  • I have a burden for the Church. I want to see communities of faith in Jesus that are modeled on the New Testament, where the Spirit of God is alive and vital, transforming men and women through encounter with the living God. A Church in the image of Isaiah 6:1-8, where the presence of God is so overwhelming that the people are driven to their knees in realisation and confession (“Woe to me! … I am ruined! For I am a man of unclean lips, and I live among a people of unclean lips, and my eyes have seen the King, the Lord Almighty.’” (Isaiah 6:5). Where they find forgiveness and restoration, healed by God, so that they might respond to the call of God to go into the world and take the presence of the Living one with them. I want to see Church that is evidently the living presence of God in the world, outshining and defeating the rule of sin and death.
  • I have a burden for the world. I do not want to see the world judged and condemned, but saved and transformed. I know that judgment is coming, for all of us. I know, in faith, that God will judge the living and the dead and that not all people will be welcomed into the eternal presence of God. That not all people have been recreated by submission to the loving power of God (Romans 8:1-8) and so are subject to the death of sin. I take no joy in judgment although I thank God for my life. My burden is to see AS MANY AS POSSIBLE SAVED so that when we stand together before God we will not be subject to the judgment we deserve for our sin, but will receive the freedom that Jesus purchased for us by dying in our place on the cross.
  • I have a burden that lies upon me like a huge cross of wood. I want to see the presence of God in a way that, currently, I don’t. I believe that in the real presence of God people cannot ever remain the same and that it is only through the presence of God that people will be changed from sinners lost into sons and daughters recreated. People are not persuaded to receive salvation. (So many churches waste their time seeking to provide a rational argument for faith in God). The only thing that really persuades people to come to faith in God through Jesus is a real encounter with Him through the Holy Spirit. Faith in God is not an exercise in rationality. Rationality is simply knowledge that can be conceived by the human mind and validated by human understanding. GOD IS SO MUCH BIGGER THAN THE HUMAN MIND! How can we expect the knowledge of God the Father to be contained in human understanding? The knowledge of the love and power of God is only understood in faith by the whole being. Body, mind, and spirit.

So I find myself struggling. How am I supposed to find contentedness? I cannot express my feelings and thoughts in words so I will, once again, borrow from Paul;

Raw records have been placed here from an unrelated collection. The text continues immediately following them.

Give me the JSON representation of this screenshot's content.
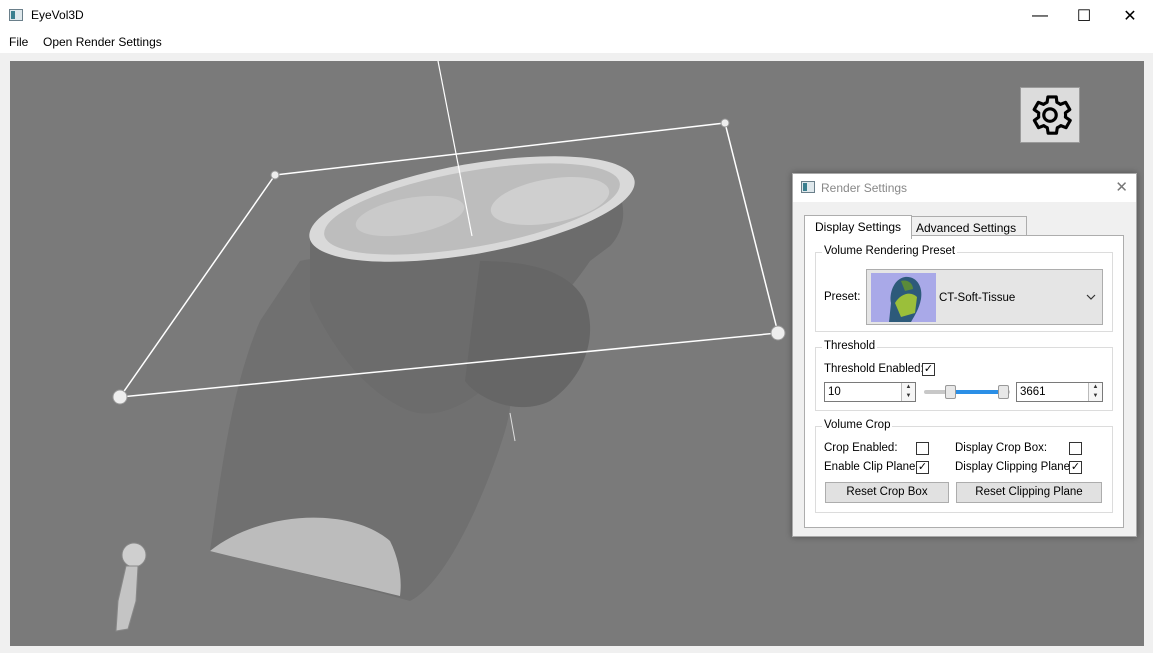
{
  "window": {
    "title": "EyeVol3D",
    "minimize": "—",
    "maximize": "☐",
    "close": "✕"
  },
  "menu": {
    "file": "File",
    "render_settings": "Open Render Settings"
  },
  "dialog": {
    "title": "Render Settings",
    "close": "✕",
    "tabs": [
      "Display Settings",
      "Advanced Settings"
    ],
    "preset_group": "Volume Rendering Preset",
    "preset_label": "Preset:",
    "preset_value": "CT-Soft-Tissue",
    "threshold_group": "Threshold",
    "threshold_enabled_label": "Threshold Enabled:",
    "threshold_enabled_check": "✓",
    "threshold_min": "10",
    "threshold_max": "3661",
    "crop_group": "Volume Crop",
    "crop_enabled_label": "Crop Enabled:",
    "display_crop_box_label": "Display Crop Box:",
    "enable_clip_plane_label": "Enable Clip Plane:",
    "enable_clip_plane_check": "✓",
    "display_clipping_plane_label": "Display Clipping Plane:",
    "display_clipping_plane_check": "✓",
    "reset_crop_box": "Reset Crop Box",
    "reset_clipping_plane": "Reset Clipping Plane"
  }
}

“But whatever were gains to me I now consider loss for the sake of Christ. What is more, I consider everything a loss because of the surpassing worth of knowing Christ Jesus my Lord, for whose sake I have lost all things. I consider them garbage, that I may gain Christ and be found in him, not having a righteousness of my own that comes from the law, but that which is through faith in Christ – the righteousness that comes from God on the basis of faith. I want to know Christ – yes, to know the power of his resurrection and participation in his sufferings, becoming like him in his death, and so, somehow, attaining to the resurrection from the dead.” (Philippians 3:7-11)

I struggle. I have a burden for God’s Kingdom that I am helpless to express, let alone achieve. Yet, I have a desire to be content because it is clear that contentedness is a key sign that one is entrusting one’s faith entirely to the Father God.

More will follow…